Kathryn Smith is no braggart. She’s focused on her work and shuns the spotlight. In fact, she’s hesitant to acknowledge the history she has made and the proverbial glass ceiling she has shattered.
But at just 32 years old, she has already broken through in the male-dominated National Football League, becoming the first woman to become a full-time assistant coach for the league.
“It’s crazy. It really is,” Smith says in CNN’s latest Boss Files with Poppy Harlow podcast. “You don’t set out to be a trailblazer, and I didn’t know that that’s where my path was going to lead me.”
During the 2016-2017 season, she served as Special Teams Quality Control Coach for the Buffalo Bills, preparing game plans and playbooks for the team. Often the only woman in the room during coach or player meetings, Smith notes, “It’s interesting because with the players there wasn’t a lot of focus… on gender at all.”
As a kid, Smith helped her father on the sidelines as he coached high school football.
“The sky is the limit. She’s pretty tough. She’s always going forward, never going backward,” her father Robert Smith, told The Fordham Observer during an August 2016 interview about his daughter’s work ethic. Smith was brought to tears hearing her father’s words read to her. “I didn’t know he said that… I’m really close with my dad, and he was just always so supportive.”

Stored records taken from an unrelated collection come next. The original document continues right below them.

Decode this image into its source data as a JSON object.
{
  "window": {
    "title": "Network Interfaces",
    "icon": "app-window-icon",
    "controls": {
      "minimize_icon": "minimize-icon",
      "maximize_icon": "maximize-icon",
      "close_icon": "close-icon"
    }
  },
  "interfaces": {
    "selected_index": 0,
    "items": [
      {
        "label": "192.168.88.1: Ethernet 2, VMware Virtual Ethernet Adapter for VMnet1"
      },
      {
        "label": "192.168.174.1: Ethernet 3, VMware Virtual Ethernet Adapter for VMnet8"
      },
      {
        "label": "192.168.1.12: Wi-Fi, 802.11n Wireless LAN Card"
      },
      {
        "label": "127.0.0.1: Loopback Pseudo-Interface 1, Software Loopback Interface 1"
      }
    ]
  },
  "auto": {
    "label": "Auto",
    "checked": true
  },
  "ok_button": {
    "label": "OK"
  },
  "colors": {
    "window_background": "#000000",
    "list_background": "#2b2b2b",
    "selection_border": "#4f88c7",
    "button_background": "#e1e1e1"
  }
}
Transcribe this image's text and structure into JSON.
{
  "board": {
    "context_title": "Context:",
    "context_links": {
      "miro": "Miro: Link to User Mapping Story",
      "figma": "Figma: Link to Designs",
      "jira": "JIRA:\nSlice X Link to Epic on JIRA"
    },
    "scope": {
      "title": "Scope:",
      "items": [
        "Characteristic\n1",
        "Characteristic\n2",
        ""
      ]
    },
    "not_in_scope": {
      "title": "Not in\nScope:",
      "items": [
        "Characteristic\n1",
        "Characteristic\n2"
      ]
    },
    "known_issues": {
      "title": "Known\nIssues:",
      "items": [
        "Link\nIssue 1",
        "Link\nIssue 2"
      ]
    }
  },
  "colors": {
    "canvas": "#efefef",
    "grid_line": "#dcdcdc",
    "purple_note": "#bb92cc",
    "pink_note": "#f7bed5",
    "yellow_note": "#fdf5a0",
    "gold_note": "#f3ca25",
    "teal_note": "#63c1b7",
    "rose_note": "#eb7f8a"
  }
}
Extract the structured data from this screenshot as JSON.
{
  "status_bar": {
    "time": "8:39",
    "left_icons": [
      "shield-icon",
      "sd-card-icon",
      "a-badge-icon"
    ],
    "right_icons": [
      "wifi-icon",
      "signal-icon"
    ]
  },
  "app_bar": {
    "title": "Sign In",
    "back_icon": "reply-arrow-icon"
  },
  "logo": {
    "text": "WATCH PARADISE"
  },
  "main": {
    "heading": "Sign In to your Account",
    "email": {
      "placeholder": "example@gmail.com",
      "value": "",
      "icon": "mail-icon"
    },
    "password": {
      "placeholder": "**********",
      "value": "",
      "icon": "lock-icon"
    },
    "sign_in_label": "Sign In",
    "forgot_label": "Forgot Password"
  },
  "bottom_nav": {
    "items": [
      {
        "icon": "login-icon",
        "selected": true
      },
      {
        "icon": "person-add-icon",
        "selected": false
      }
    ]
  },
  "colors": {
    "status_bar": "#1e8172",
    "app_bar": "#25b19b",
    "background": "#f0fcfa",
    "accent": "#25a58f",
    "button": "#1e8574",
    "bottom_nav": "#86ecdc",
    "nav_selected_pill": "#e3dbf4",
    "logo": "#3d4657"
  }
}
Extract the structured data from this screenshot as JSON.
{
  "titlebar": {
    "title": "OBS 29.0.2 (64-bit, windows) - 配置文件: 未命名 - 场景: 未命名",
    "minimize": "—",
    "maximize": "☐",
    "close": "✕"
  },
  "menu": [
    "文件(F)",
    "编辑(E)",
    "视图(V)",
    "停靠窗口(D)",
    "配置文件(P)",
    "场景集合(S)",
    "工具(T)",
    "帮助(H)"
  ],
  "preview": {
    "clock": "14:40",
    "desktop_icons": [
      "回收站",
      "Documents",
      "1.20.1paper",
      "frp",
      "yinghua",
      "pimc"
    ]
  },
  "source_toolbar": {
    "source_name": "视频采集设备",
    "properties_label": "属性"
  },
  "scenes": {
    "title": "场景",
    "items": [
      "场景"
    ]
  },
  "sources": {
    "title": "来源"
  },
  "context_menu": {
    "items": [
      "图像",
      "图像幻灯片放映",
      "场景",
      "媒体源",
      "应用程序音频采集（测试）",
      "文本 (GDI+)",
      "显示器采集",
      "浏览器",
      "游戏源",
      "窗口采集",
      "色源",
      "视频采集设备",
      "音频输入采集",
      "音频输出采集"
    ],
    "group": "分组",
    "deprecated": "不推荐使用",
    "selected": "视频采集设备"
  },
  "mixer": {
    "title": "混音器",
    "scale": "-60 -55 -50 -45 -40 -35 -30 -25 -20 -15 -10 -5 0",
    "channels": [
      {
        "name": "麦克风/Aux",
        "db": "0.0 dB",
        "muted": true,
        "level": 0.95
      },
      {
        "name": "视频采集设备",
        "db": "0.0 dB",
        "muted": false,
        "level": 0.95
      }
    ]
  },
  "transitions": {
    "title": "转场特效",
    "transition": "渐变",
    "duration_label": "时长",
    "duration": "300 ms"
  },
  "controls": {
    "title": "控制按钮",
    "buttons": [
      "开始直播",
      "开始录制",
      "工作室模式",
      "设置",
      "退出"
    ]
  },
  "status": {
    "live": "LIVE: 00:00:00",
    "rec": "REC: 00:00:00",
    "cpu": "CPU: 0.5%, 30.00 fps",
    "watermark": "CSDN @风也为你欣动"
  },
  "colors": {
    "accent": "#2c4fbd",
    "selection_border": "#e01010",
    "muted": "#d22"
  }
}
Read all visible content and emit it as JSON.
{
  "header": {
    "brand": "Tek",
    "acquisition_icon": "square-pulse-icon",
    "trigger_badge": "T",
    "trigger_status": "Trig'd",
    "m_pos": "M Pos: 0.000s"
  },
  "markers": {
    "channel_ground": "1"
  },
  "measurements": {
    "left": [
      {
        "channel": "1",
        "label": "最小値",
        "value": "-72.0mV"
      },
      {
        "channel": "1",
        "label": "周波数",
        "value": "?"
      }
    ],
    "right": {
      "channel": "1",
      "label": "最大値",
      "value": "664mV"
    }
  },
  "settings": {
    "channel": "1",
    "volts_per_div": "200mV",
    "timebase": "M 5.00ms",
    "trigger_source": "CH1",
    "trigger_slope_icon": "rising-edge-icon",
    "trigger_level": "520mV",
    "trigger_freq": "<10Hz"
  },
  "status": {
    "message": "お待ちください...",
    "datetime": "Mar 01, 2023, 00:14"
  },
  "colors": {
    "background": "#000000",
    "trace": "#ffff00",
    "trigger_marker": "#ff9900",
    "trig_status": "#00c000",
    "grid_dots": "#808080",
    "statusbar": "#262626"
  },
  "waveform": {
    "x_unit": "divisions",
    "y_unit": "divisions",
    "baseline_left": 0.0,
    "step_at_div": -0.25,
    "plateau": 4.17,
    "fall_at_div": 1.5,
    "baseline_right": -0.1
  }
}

Both her parents told her and her brother they could accomplish the same things, equally, regardless of their gender. And that’s exactly how Smith says her fellow coaches and players treated her — as an equal.
“The players want to win, they want to play, they want to be their best. So, to them, if they feel that you’re someone that can help them, they embrace it,” she says.
But fans weren’t always as decent. Last season, a fan who was rooting for the opposing team yelled down at Smith while she was coaching on the sidelines, “Hey waitress! Can I have a Pepsi, please?”
A video of the incident, which later went viral, shows Smith walking away from the man without acknowledging him. Smith says she didn’t hear him at the time, but a woman standing next to the fan put him in check for his crass remark.
Smith responds now saying, “It was classless, and there are classless people in all walks of life. Like I said, hopefully you learn from it, and hopefully he realized that was not an appropriate thing to say. I think that’s the best you can do is hope that people learn from it.”
Smith calls former Buffalo Bills head coach Rex Ryan her biggest professional champion. Ryan hired Smith at the Bills. But he couldn’t turn around the team’s long-running playoff drought quickly enough and was dismissed. Smith left soon afterward.
Smith also received encouragement from one of the team’s owners, Kim Pegula, who texted her when it was announced that she’d become a full-time coach. “Don’t let it be about being a female,” Pegula’s text read. “Do the best job you can. Show them through doing a great job that you deserve to be in this spot.”
“That was huge,” Smith says.
Smith may have been the first to join the ranks of full-time female NFL coaches — but she has since been joined by Katie Sowers of the San Francisco 49ers, who became the second woman to be hired as a full-time assistant coach in August 2017. In 2015, Jen Welter coached with the Arizona Cardinals’ inside linebackers during training camp and the preseason. That same year, Sarah Thomas became the NFL’s first female official and she became a line judge that season.
“I hope it’s leading to, honestly, to it not being a conversation,” Smith says. “I hope that it just becomes, ‘This is the next coach of this team,’ but that’s the announcement, not that ‘It’s a female coach.'”
Smith says it’s important to remind people that she’s not the only woman working in the league.
“I think externally, people don’t realize I’m not the only woman that these players came in contact with on a daily basis,” Smith tells Harlow. “There’s a lot of women that do a lot of different jobs. So it’s not as odd among teams as I think people that aren’t as familiar with the teams and the league, perhaps, realize.”
It took years of hard work for Smith to get to this point. She started with the NFL as an intern for the New York Jets while in college studying sports management, and was later hired full-time as a player personal assistant.
Her rise has been meteoric by any measure — but her ego has not inflated one ounce on the way up. Her coaching career in the NFL, she maintains, has only begun. As next season approaches, Smith is laser focused on landing at another NFL team doing what she knows, and loves, best. Coaching. Perhaps as a head coach one day. “That would be amazing,” Smith says.
Amazing, and history-making.